**TASK INSTRUCTIONS**
The required answer is each line in the entries below where "veya" occurs.

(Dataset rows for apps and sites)

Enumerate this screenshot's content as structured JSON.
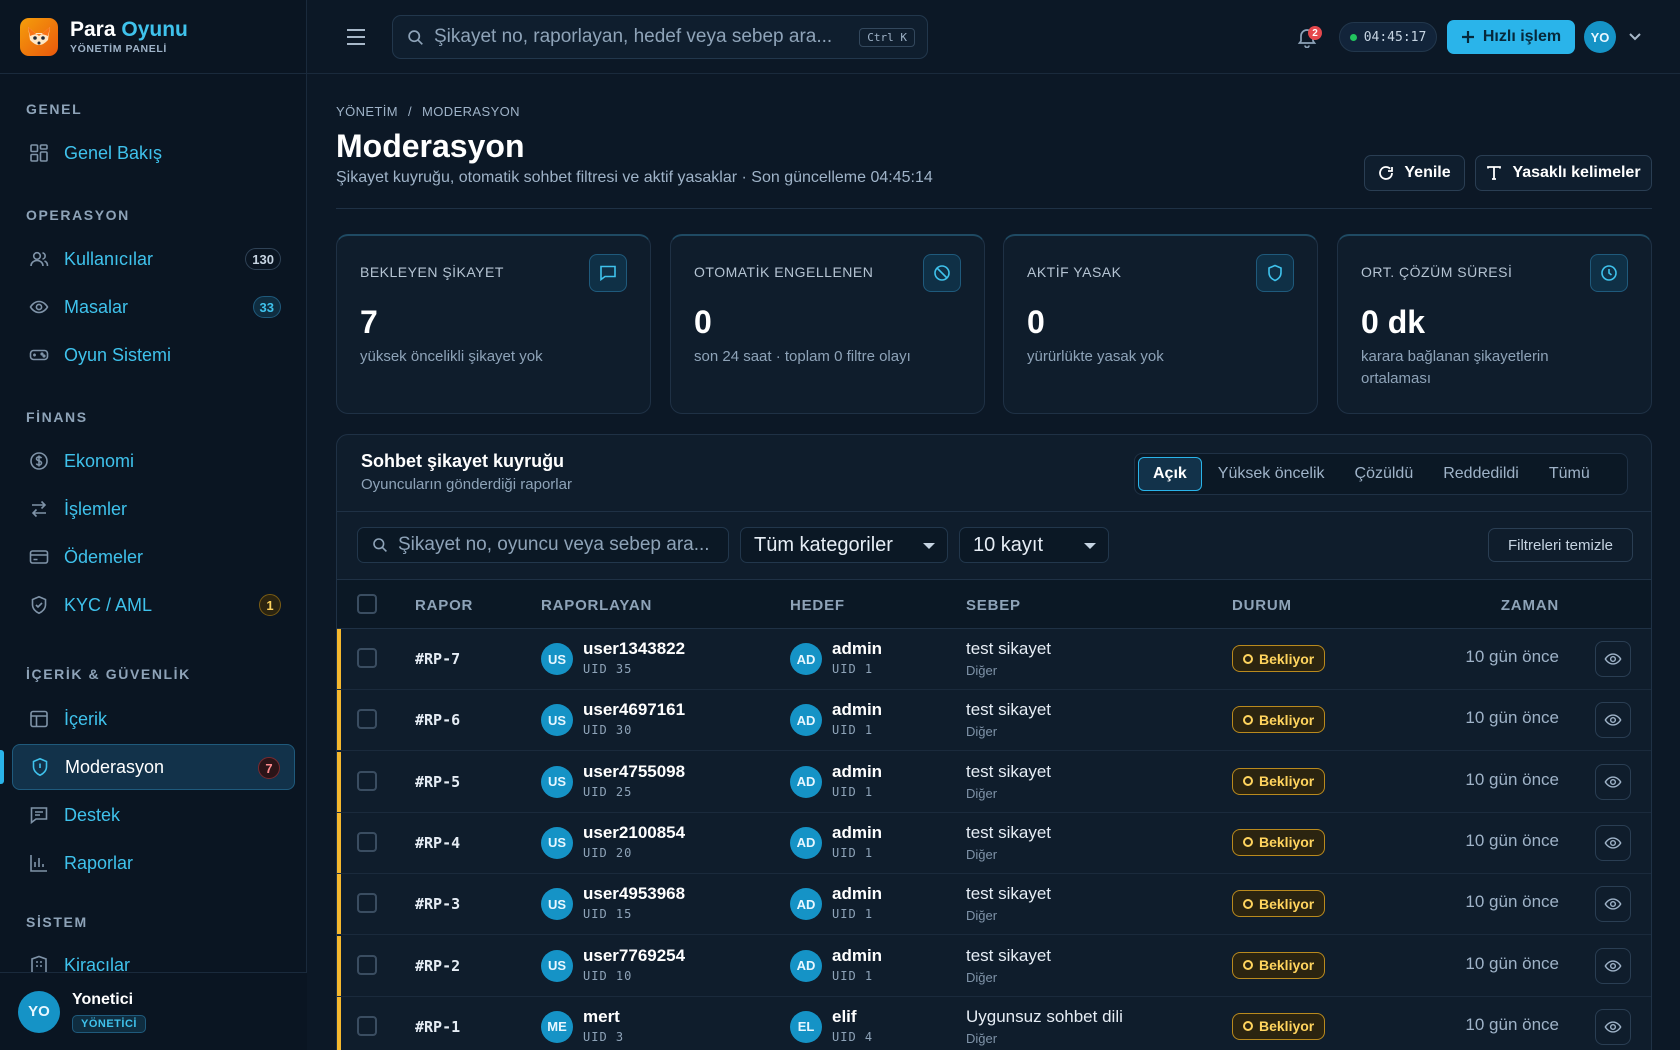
{
  "brand": {
    "name_part1": "Para",
    "name_part2": "Oyunu",
    "subtitle": "YÖNETİM PANELİ"
  },
  "sidebar": {
    "sections": [
      {
        "label": "GENEL"
      },
      {
        "label": "OPERASYON"
      },
      {
        "label": "FİNANS"
      },
      {
        "label": "İÇERİK & GÜVENLİK"
      },
      {
        "label": "SİSTEM"
      }
    ],
    "items": [
      {
        "label": "Genel Bakış",
        "icon": "grid-icon"
      },
      {
        "label": "Kullanıcılar",
        "icon": "users-icon",
        "badge": "130"
      },
      {
        "label": "Masalar",
        "icon": "eye-icon",
        "badge": "33"
      },
      {
        "label": "Oyun Sistemi",
        "icon": "gamepad-icon"
      },
      {
        "label": "Ekonomi",
        "icon": "coin-icon"
      },
      {
        "label": "İşlemler",
        "icon": "transfer-icon"
      },
      {
        "label": "Ödemeler",
        "icon": "card-icon"
      },
      {
        "label": "KYC / AML",
        "icon": "shield-check-icon",
        "badge": "1"
      },
      {
        "label": "İçerik",
        "icon": "layout-icon"
      },
      {
        "label": "Moderasyon",
        "icon": "shield-icon",
        "badge": "7",
        "active": true
      },
      {
        "label": "Destek",
        "icon": "message-icon"
      },
      {
        "label": "Raporlar",
        "icon": "bar-chart-icon"
      },
      {
        "label": "Kiracılar",
        "icon": "building-icon"
      }
    ],
    "user": {
      "initials": "YO",
      "name": "Yonetici",
      "role": "YÖNETİCİ"
    }
  },
  "topbar": {
    "search_placeholder": "Şikayet no, raporlayan, hedef veya sebep ara...",
    "shortcut": "Ctrl K",
    "notification_count": "2",
    "clock": "04:45:17",
    "quick_action": "Hızlı işlem",
    "avatar": "YO"
  },
  "page": {
    "breadcrumb": [
      "YÖNETİM",
      "/",
      "MODERASYON"
    ],
    "title": "Moderasyon",
    "subtitle": "Şikayet kuyruğu, otomatik sohbet filtresi ve aktif yasaklar · Son güncelleme 04:45:14",
    "refresh_label": "Yenile",
    "banned_words_label": "Yasaklı kelimeler"
  },
  "stats": [
    {
      "label": "BEKLEYEN ŞİKAYET",
      "value": "7",
      "desc": "yüksek öncelikli şikayet yok",
      "icon": "chat-icon"
    },
    {
      "label": "OTOMATİK ENGELLENEN",
      "value": "0",
      "desc": "son 24 saat · toplam 0 filtre olayı",
      "icon": "ban-icon"
    },
    {
      "label": "AKTİF YASAK",
      "value": "0",
      "desc": "yürürlükte yasak yok",
      "icon": "shield-icon"
    },
    {
      "label": "ORT. ÇÖZÜM SÜRESİ",
      "value": "0 dk",
      "desc": "karara bağlanan şikayetlerin ortalaması",
      "icon": "clock-icon"
    }
  ],
  "queue": {
    "title": "Sohbet şikayet kuyruğu",
    "subtitle": "Oyuncuların gönderdiği raporlar",
    "tabs": [
      "Açık",
      "Yüksek öncelik",
      "Çözüldü",
      "Reddedildi",
      "Tümü"
    ],
    "active_tab": "Açık",
    "search_placeholder": "Şikayet no, oyuncu veya sebep ara...",
    "category_select": "Tüm kategoriler",
    "page_size_select": "10 kayıt",
    "clear_filters": "Filtreleri temizle",
    "columns": [
      "RAPOR",
      "RAPORLAYAN",
      "HEDEF",
      "SEBEP",
      "DURUM",
      "ZAMAN"
    ],
    "rows": [
      {
        "id": "#RP-7",
        "rep_av": "US",
        "rep_name": "user1343822",
        "rep_uid": "UID 35",
        "tgt_av": "AD",
        "tgt_name": "admin",
        "tgt_uid": "UID 1",
        "reason": "test sikayet",
        "category": "Diğer",
        "status": "Bekliyor",
        "time": "10 gün önce"
      },
      {
        "id": "#RP-6",
        "rep_av": "US",
        "rep_name": "user4697161",
        "rep_uid": "UID 30",
        "tgt_av": "AD",
        "tgt_name": "admin",
        "tgt_uid": "UID 1",
        "reason": "test sikayet",
        "category": "Diğer",
        "status": "Bekliyor",
        "time": "10 gün önce"
      },
      {
        "id": "#RP-5",
        "rep_av": "US",
        "rep_name": "user4755098",
        "rep_uid": "UID 25",
        "tgt_av": "AD",
        "tgt_name": "admin",
        "tgt_uid": "UID 1",
        "reason": "test sikayet",
        "category": "Diğer",
        "status": "Bekliyor",
        "time": "10 gün önce"
      },
      {
        "id": "#RP-4",
        "rep_av": "US",
        "rep_name": "user2100854",
        "rep_uid": "UID 20",
        "tgt_av": "AD",
        "tgt_name": "admin",
        "tgt_uid": "UID 1",
        "reason": "test sikayet",
        "category": "Diğer",
        "status": "Bekliyor",
        "time": "10 gün önce"
      },
      {
        "id": "#RP-3",
        "rep_av": "US",
        "rep_name": "user4953968",
        "rep_uid": "UID 15",
        "tgt_av": "AD",
        "tgt_name": "admin",
        "tgt_uid": "UID 1",
        "reason": "test sikayet",
        "category": "Diğer",
        "status": "Bekliyor",
        "time": "10 gün önce"
      },
      {
        "id": "#RP-2",
        "rep_av": "US",
        "rep_name": "user7769254",
        "rep_uid": "UID 10",
        "tgt_av": "AD",
        "tgt_name": "admin",
        "tgt_uid": "UID 1",
        "reason": "test sikayet",
        "category": "Diğer",
        "status": "Bekliyor",
        "time": "10 gün önce"
      },
      {
        "id": "#RP-1",
        "rep_av": "ME",
        "rep_name": "mert",
        "rep_uid": "UID 3",
        "tgt_av": "EL",
        "tgt_name": "elif",
        "tgt_uid": "UID 4",
        "reason": "Uygunsuz sohbet dili",
        "category": "Diğer",
        "status": "Bekliyor",
        "time": "10 gün önce"
      }
    ]
  },
  "colors": {
    "accent": "#2ab4ea",
    "background": "#0c1826",
    "warning": "#f5b82e"
  }
}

**TASK RESPONSE**
    "search_placeholder": "Şikayet no, raporlayan, hedef veya sebep ara...",
    "search_placeholder": "Şikayet no, oyuncu veya sebep ara...",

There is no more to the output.